“They didn’t have the means to sack the President, but they are excited about those who had the guts to sack the President. Talking about impoverishment and all of that in Niger, Mali is also worst-case scenario, Burkina Faso is poor. In the last three years, we’ve had this regime ongoing, what Niger has learnt is just to take a clue from there. Look at what happened in Guinea – on the day the military took over, there was excitement on the street.
“People thought they were going to head towards an El dorado, a state where there’ll be no more poverty… But months and years have gone by and there’s no revolt, the people are just angry but angry within. Until a change of government happens in Guinea, you will not see it from the voices and faces of the people…”Austin Aigbe
Concerns over ECOWAS’ position on Niger coup
On his part, ranking member of parliament’s defense and interior committee, James Agalga, exposed the gravity of the coup, insisting that there is a very “serious problem” with the processes that led to ECOWAS coming out with its ultimatum to the military regime in Niger.
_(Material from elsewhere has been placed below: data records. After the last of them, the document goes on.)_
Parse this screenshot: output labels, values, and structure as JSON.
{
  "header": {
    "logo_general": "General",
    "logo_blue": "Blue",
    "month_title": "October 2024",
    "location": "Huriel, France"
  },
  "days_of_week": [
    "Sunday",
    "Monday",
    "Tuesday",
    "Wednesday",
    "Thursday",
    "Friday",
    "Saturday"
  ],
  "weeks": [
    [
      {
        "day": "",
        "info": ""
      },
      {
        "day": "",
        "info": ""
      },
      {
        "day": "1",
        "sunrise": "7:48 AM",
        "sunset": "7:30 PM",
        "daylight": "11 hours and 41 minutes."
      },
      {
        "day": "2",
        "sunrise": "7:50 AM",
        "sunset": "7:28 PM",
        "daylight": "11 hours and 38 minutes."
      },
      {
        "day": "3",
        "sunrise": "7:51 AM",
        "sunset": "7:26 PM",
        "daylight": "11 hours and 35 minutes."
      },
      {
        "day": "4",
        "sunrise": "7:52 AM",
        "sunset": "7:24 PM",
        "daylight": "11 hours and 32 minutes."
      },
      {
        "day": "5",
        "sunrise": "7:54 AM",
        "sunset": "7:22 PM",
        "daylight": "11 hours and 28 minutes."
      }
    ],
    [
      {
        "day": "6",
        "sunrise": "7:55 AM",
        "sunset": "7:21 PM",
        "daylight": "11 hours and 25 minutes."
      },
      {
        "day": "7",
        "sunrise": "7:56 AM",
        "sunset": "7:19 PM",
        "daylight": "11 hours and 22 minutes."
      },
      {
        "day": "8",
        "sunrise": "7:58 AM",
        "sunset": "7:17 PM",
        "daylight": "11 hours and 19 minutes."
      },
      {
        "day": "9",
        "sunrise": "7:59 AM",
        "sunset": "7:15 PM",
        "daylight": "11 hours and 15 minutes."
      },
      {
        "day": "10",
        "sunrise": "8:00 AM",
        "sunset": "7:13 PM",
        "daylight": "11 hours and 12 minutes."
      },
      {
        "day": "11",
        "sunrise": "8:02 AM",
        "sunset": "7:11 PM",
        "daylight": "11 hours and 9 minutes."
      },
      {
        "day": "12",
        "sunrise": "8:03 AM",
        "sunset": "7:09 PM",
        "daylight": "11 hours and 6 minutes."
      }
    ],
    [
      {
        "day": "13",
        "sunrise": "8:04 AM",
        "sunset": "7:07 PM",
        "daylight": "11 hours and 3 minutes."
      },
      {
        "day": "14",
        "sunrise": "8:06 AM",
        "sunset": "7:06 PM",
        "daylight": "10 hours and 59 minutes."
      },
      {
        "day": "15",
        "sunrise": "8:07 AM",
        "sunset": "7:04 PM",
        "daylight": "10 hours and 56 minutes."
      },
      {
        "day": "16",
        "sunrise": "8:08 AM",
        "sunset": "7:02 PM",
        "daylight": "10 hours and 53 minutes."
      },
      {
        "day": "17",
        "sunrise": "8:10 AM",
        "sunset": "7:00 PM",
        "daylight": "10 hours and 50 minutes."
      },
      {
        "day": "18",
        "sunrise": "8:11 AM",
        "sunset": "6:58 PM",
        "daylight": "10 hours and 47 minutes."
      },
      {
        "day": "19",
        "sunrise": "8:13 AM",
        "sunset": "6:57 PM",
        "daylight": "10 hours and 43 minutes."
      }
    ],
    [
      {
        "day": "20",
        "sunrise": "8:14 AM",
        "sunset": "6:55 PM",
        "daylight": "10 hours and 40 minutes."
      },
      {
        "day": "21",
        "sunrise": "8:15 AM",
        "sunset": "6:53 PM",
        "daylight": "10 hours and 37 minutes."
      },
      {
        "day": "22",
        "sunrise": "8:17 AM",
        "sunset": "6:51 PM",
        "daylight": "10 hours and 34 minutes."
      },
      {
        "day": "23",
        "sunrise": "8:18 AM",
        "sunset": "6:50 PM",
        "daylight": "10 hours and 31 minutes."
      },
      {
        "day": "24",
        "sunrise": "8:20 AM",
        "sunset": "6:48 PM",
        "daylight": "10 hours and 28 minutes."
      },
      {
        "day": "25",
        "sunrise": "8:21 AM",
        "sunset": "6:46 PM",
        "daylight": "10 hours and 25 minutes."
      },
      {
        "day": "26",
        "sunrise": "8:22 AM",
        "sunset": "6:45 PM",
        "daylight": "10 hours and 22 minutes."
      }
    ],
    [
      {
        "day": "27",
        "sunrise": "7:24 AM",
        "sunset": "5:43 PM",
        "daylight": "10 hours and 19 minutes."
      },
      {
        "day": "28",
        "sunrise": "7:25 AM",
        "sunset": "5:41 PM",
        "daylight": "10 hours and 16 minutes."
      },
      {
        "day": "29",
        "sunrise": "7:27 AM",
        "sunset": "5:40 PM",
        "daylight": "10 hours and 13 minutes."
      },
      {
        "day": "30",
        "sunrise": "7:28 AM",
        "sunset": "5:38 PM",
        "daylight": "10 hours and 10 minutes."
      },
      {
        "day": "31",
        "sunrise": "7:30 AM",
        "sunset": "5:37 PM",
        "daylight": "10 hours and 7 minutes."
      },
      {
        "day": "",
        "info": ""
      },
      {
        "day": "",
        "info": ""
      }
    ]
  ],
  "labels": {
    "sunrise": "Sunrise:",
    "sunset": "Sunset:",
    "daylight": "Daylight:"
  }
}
Furthermore, Mr Agalga expressed concern over President Akufo-Addo’s support of ECOWAS’ plans for Niger. He explained that this is happening against the backdrop of what happened much earlier when Ghana committed troops to the Gambia to deal with Yaya Jammeh when he refused to step down after losing the elections.
With this, he noted that Parliament made a strong statement against the situation whereby Ghana commits its troops to any foreign military intervention without parliament’s prior approval.
“It appears we haven’t learnt lessons at all. So, this whole thing came to us as a big surprise when our President defied parliament and went ahead and actually took part in issuing threats and ultimatum to Niger. Whatever happens in Niger, whether ECOWAS has a zero tolerance for coups or not is an internal matter and should have been treated as such.James Agalga
Moreover, Mr Agalga questioned the reason behind ECOWAS’ display of “double standard”, especially at a point in time when Burkina Faso has experienced multiple coups with no military threats by ECOWAS. Additionally, he noted that similar situation has occurred in Guinea and Mali and ECOWAS has not threatened military action.